╔══

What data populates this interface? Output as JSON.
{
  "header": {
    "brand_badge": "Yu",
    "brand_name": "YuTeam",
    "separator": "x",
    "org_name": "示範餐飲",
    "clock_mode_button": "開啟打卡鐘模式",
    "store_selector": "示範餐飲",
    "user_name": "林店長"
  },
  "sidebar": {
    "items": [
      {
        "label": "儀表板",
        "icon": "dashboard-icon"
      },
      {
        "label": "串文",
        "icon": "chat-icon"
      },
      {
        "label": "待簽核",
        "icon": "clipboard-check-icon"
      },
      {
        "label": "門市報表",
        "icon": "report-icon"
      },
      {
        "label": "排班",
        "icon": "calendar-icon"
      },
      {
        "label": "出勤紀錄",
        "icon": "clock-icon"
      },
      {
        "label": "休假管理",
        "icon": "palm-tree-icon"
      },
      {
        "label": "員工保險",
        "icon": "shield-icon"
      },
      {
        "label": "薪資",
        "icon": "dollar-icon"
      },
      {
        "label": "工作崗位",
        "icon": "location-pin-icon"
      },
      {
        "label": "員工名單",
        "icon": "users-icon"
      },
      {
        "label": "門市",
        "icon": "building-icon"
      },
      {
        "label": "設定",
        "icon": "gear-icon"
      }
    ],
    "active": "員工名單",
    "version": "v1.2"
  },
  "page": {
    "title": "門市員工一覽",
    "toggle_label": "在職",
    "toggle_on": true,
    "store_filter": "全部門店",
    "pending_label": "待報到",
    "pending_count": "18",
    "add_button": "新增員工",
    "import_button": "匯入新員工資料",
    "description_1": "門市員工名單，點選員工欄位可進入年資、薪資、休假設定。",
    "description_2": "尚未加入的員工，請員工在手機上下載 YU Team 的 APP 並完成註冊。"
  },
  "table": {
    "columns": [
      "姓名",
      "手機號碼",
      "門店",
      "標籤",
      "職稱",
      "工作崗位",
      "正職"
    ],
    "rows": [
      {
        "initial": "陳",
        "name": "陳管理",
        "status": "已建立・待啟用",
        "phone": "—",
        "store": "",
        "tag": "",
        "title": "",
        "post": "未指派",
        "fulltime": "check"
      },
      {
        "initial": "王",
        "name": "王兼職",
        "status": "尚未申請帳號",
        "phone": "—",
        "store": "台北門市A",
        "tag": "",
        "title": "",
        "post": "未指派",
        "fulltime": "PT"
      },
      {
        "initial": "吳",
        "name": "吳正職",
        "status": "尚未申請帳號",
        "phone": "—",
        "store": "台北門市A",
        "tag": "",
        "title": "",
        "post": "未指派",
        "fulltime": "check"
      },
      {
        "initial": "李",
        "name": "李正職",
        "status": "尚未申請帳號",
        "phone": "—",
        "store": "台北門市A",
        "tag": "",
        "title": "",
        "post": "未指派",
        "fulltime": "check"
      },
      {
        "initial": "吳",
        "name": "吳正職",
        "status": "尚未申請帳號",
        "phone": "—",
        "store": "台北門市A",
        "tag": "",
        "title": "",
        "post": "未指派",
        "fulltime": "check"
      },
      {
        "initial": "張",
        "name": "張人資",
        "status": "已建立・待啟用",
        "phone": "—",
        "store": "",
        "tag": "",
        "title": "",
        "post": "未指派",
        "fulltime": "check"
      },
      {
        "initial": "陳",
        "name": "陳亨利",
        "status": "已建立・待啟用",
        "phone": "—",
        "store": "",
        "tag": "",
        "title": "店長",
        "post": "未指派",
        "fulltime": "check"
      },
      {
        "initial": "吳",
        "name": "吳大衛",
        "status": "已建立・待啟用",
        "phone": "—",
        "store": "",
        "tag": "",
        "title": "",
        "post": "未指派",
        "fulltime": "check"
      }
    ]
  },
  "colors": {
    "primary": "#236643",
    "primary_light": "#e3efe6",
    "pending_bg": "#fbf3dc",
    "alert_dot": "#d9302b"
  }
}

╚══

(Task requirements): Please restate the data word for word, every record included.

(Result):
What data populates this interface? Output as JSON.
{
  "header": {
    "brand_badge": "Yu",
    "brand_name": "YuTeam",
    "separator": "x",
    "org_name": "示範餐飲",
    "clock_mode_button": "開啟打卡鐘模式",
    "store_selector": "示範餐飲",
    "user_name": "林店長"
  },
  "sidebar": {
    "items": [
      {
        "label": "儀表板",
        "icon": "dashboard-icon"
      },
      {
        "label": "串文",
        "icon": "chat-icon"
      },
      {
        "label": "待簽核",
        "icon": "clipboard-check-icon"
      },
      {
        "label": "門市報表",
        "icon": "report-icon"
      },
      {
        "label": "排班",
        "icon": "calendar-icon"
      },
      {
        "label": "出勤紀錄",
        "icon": "clock-icon"
      },
      {
        "label": "休假管理",
        "icon": "palm-tree-icon"
      },
      {
        "label": "員工保險",
        "icon": "shield-icon"
      },
      {
        "label": "薪資",
        "icon": "dollar-icon"
      },
      {
        "label": "工作崗位",
        "icon": "location-pin-icon"
      },
      {
        "label": "員工名單",
        "icon": "users-icon"
      },
      {
        "label": "門市",
        "icon": "building-icon"
      },
      {
        "label": "設定",
        "icon": "gear-icon"
      }
    ],
    "active": "員工名單",
    "version": "v1.2"
  },
  "page": {
    "title": "門市員工一覽",
    "toggle_label": "在職",
    "toggle_on": true,
    "store_filter": "全部門店",
    "pending_label": "待報到",
    "pending_count": "18",
    "add_button": "新增員工",
    "import_button": "匯入新員工資料",
    "description_1": "門市員工名單，點選員工欄位可進入年資、薪資、休假設定。",
    "description_2": "尚未加入的員工，請員工在手機上下載 YU Team 的 APP 並完成註冊。"
  },
  "table": {
    "columns": [
      "姓名",
      "手機號碼",
      "門店",
      "標籤",
      "職稱",
      "工作崗位",
      "正職"
    ],
    "rows": [
      {
        "initial": "陳",
        "name": "陳管理",
        "status": "已建立・待啟用",
        "phone": "—",
        "store": "",
        "tag": "",
        "title": "",
        "post": "未指派",
        "fulltime": "check"
      },
      {
        "initial": "王",
        "name": "王兼職",
        "status": "尚未申請帳號",
        "phone": "—",
        "store": "台北門市A",
        "tag": "",
        "title": "",
        "post": "未指派",
        "fulltime": "PT"
      },
      {
        "initial": "吳",
        "name": "吳正職",
        "status": "尚未申請帳號",
        "phone": "—",
        "store": "台北門市A",
        "tag": "",
        "title": "",
        "post": "未指派",
        "fulltime": "check"
      },
      {
        "initial": "李",
        "name": "李正職",
        "status": "尚未申請帳號",
        "phone": "—",
        "store": "台北門市A",
        "tag": "",
        "title": "",
        "post": "未指派",
        "fulltime": "check"
      },
      {
        "initial": "吳",
        "name": "吳正職",
        "status": "尚未申請帳號",
        "phone": "—",
        "store": "台北門市A",
        "tag": "",
        "title": "",
        "post": "未指派",
        "fulltime": "check"
      },
      {
        "initial": "張",
        "name": "張人資",
        "status": "已建立・待啟用",
        "phone": "—",
        "store": "",
        "tag": "",
        "title": "",
        "post": "未指派",
        "fulltime": "check"
      },
      {
        "initial": "陳",
        "name": "陳亨利",
        "status": "已建立・待啟用",
        "phone": "—",
        "store": "",
        "tag": "",
        "title": "店長",
        "post": "未指派",
        "fulltime": "check"
      },
      {
        "initial": "吳",
        "name": "吳大衛",
        "status": "已建立・待啟用",
        "phone": "—",
        "store": "",
        "tag": "",
        "title": "",
        "post": "未指派",
        "fulltime": "check"
      }
    ]
  },
  "colors": {
    "primary": "#236643",
    "primary_light": "#e3efe6",
    "pending_bg": "#fbf3dc",
    "alert_dot": "#d9302b"
  }
}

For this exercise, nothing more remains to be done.